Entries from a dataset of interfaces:
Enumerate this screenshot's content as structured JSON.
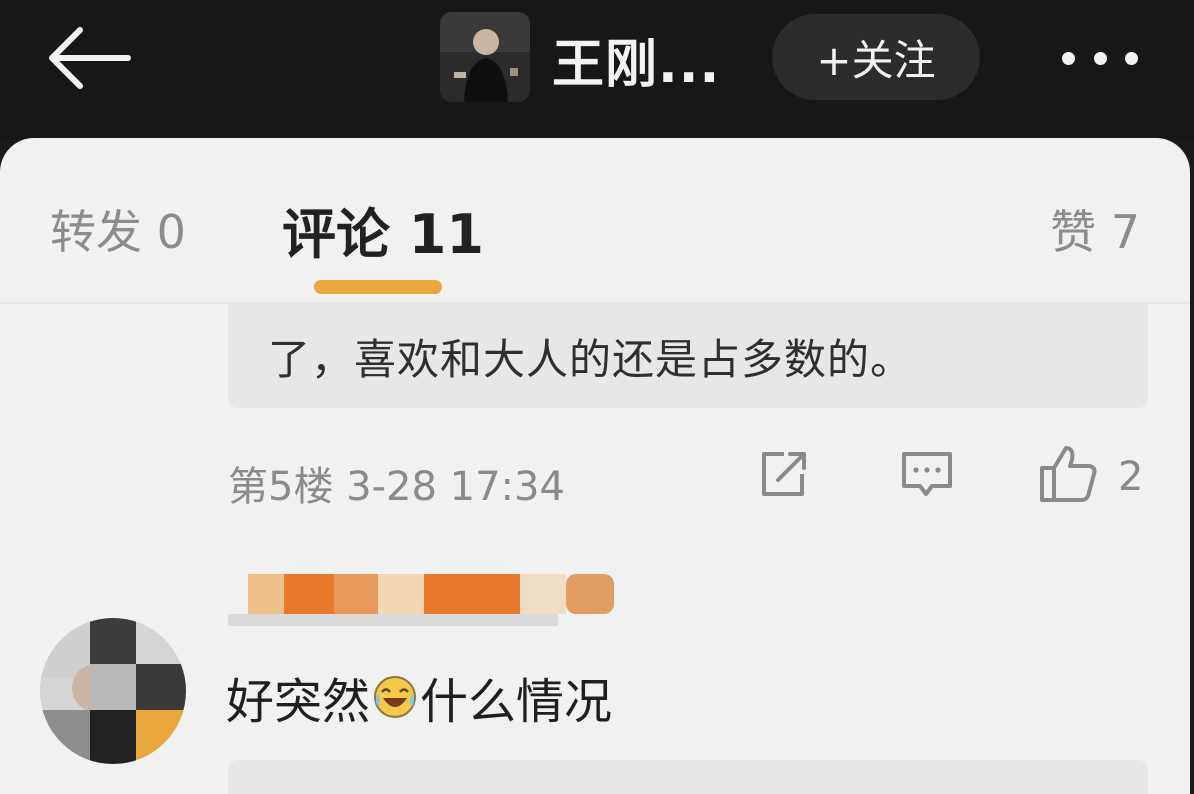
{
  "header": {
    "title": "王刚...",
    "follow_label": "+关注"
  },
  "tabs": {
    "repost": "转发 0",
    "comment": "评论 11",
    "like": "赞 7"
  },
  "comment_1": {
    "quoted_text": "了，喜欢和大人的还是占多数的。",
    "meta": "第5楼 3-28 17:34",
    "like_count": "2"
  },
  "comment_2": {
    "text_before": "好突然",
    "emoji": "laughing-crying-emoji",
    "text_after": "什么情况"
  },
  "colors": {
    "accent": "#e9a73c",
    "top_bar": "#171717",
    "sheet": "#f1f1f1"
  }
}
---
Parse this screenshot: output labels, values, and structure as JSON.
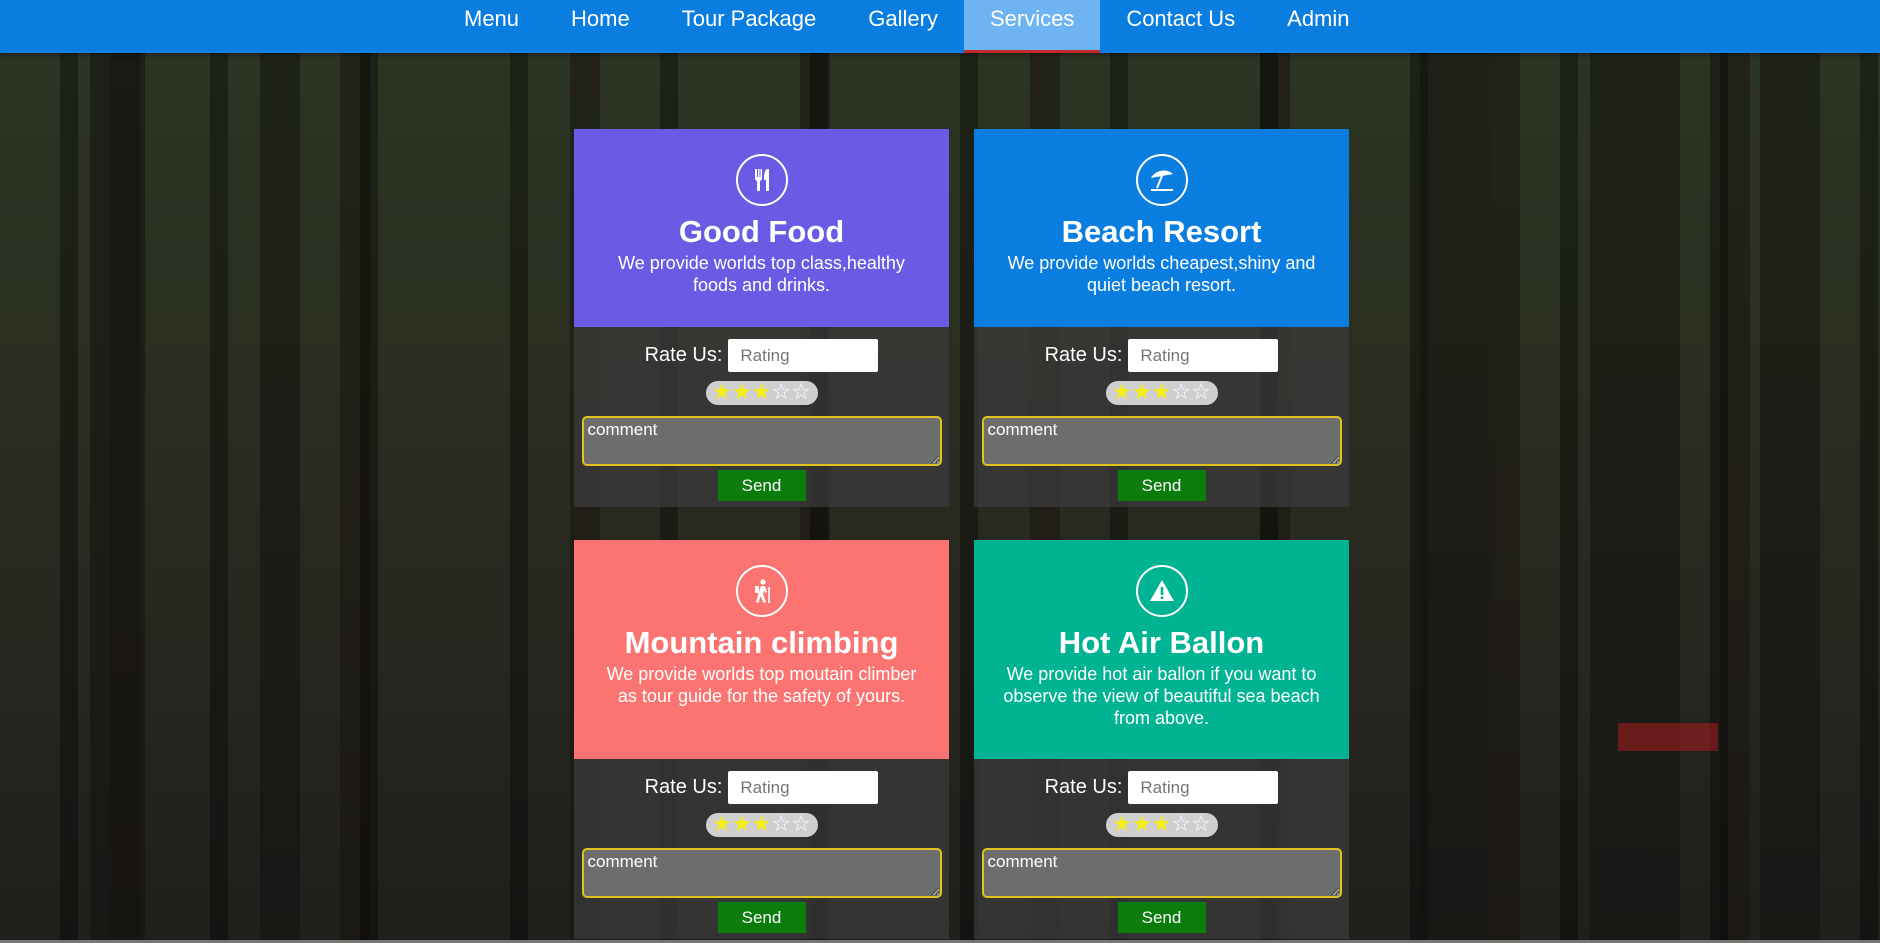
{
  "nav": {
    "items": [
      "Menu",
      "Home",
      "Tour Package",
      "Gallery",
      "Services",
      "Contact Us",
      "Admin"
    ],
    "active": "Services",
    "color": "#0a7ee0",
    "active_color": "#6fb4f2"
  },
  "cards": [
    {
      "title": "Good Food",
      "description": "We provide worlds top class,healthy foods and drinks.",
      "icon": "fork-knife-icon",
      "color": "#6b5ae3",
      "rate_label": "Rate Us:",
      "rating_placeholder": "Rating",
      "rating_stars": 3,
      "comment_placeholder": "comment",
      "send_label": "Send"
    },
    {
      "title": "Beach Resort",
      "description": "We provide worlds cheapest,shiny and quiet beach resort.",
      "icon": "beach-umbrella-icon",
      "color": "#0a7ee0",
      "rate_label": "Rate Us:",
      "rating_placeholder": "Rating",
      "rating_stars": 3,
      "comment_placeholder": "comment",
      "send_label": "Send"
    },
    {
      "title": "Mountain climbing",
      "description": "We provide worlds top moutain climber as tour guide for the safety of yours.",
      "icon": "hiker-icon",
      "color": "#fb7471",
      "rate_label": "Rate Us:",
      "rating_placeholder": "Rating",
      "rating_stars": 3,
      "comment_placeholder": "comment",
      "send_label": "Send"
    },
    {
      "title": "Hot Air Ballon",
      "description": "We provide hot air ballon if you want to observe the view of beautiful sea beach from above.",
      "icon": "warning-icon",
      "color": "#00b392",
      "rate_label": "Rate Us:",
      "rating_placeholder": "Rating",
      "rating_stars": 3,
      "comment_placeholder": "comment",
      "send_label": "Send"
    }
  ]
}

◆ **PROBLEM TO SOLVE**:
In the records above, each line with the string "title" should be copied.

◆ **ANSWER SECTION**:
    "title": "王刚...",
      "title": "Good Food",
      "title": "Beach Resort",
      "title": "Mountain climbing",
      "title": "Hot Air Ballon",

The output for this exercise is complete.